Anthony Jordan didn’t need pollsters to tell him that people in Mott Haven are hungry. He just has to look at the line outside the food pantry he runs at Saint Benedict the Moor Center on St. Ann’s Avenue and East 140th Street.
When a recent Gallup poll found that the 16th Congressional District, which includes Mott Haven, Melrose and Port Morris, has the highest rates of hunger in the nation, Jordan wasn’t surprised. “It’s only expected in difficult times that the poor get poorer,” he said.
Food pantries in Mott Haven have been struggling in the past year to deal with increased demand. According to the Gallup survey, 36.9 percent of residents in Rep. Jose Serrano’s South Bronx district said there were times in 2009 when they did not have enough money to buy food they needed.
The growing need is forcing emergency food agencies to make tough decisions: decrease handouts, cut back operating hours or even turn people away.
Hunger in the area has grown tremendously since Jordan started at Saint Benedict’s 10 years ago. He estimated that the Mott Haven center has seen about a 48 percent increase in use of its emergency food programs in the past year.
The toughest times are late in the month, when residents’ food stamps and Social Security checks are running out.
“We have had to turn people away,” Jordan said. “If we do have a day that we have very limited resources, we try to redirect the family to come in when we expect a delivery or a donation from one of our partners so we can restock our shelves.”
Saint Benedict’s is not alone. In 2009, 58 percent of Bronx emergency food providers said they had turned people away, according to the New York Coalition Against Hunger’s Annual Hunger Survey.
United Bronx Parents, a food pantry on Prospect Avenue and East 163rd Street, is trying to avoid that, said Christian Estrada, assistant director of kitchens. He, too, has seen a drastic increase, with more seniors, families with children and adults with jobs coming for emergency food service.
To deal with the increase, the pantry often has to resort to rationing, giving out less to each hungry person, Estrada said.
“The overall need we’re facing—none of us are even close to meeting the tremendous demand,” said Joel Berg, executive director of the Coalition Against Hunger, which represents over 1200 emergency food agencies across the city. Two of out every three pantries in the Bronx did not have enough food to meet the demand in 2009—the highest percentage in the city, according to Berg.
The impact of hard times is also evident at St. Ann’s Episcopal Church on St. Ann’s Avenue and East 140th Street. Ten minutes before the church’s pantry opened on a cold February morning, 16 people were waiting outside, equipped with shopping carts, black plastic bags and boxes to fill with the food they’d receive.
Gladys C., a Mott Haven resident who happened to see the line that morning, brought home food from St. Ann’s for the first time. A native of Ecuador, she said she cannot go to most pantries because she doesn’t have documentation. “But here, thank God, they didn’t ask me for anything, and they helped me,” she said.

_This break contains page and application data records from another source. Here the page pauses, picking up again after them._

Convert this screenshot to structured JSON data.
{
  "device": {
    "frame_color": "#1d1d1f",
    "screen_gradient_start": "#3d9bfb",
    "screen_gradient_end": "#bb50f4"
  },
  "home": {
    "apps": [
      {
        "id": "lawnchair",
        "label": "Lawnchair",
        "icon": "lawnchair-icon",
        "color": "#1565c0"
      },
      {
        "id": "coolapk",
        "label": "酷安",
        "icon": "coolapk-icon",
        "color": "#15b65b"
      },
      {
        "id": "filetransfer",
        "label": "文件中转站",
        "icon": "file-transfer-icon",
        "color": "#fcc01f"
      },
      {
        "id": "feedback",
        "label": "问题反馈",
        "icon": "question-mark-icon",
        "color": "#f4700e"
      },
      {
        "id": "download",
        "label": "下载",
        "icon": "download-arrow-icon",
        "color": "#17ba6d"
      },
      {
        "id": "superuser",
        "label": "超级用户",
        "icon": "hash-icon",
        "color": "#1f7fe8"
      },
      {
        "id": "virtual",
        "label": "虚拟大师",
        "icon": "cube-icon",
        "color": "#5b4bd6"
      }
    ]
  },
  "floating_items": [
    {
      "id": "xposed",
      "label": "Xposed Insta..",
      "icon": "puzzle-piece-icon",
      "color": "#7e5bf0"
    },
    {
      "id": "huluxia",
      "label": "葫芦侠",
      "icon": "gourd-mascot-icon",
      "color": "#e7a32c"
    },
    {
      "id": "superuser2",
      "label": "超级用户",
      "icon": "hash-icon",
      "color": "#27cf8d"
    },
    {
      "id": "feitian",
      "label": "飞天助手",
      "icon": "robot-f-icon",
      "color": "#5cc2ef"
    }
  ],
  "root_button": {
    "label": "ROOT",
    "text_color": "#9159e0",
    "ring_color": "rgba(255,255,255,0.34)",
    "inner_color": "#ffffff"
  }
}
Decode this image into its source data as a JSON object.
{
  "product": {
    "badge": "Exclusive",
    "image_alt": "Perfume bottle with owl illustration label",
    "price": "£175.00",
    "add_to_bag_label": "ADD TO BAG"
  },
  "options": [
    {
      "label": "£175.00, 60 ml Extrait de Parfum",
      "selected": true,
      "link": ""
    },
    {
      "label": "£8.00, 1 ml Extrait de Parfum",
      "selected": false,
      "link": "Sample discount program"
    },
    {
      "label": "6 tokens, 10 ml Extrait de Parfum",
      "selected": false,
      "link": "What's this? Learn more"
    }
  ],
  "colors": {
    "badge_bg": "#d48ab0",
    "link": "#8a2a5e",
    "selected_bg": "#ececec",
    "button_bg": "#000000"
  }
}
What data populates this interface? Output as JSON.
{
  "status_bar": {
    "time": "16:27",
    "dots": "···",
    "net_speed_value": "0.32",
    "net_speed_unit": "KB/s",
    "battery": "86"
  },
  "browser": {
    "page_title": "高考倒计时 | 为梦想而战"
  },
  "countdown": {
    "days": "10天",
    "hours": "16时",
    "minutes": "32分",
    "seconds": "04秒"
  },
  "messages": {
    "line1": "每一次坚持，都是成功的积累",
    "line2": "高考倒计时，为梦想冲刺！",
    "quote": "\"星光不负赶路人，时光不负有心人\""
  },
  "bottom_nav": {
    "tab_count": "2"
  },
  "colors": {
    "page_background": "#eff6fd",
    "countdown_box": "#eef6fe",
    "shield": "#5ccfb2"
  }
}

The 68-year-old lives with her daughter and grandson. “Right now it’s very difficult,” she said in Spanish. “My daughter has a little work, but earns very little.”
In the past few months the number of clients at the pantry has gone up 50 percent, said Reverend Martha Overall, the church’s pastor, who has been at St. Ann’s for 17 years. The pantry now serves about 140 families in a day.
Despite the high demand and the increasing price of food, St. Ann’s does not ask about immigration status, and refuses to cut back operating hours or turn people away. Instead, like United Bronx Parents, St. Ann’s resorts to rationing.
“We reduce the amount of food that we give people when necessary,” Overall said. “I don’t like to turn anybody away because that may mean a child is not being fed.”
Raul Alcantara, 58, has been coming to St. Ann’s for a year. The retired maintenance worker receives too much money from Social Security disability and his pension to qualify for food stamps, but not enough to buy the food he needs. So he goes to eight different pantries throughout the month, he said.
“We all get broke sometimes, so this is helpful,” he said. “At least we get something to eat.”
A version of this story appeared in the April 2010 issue of the Mott Haven Herald.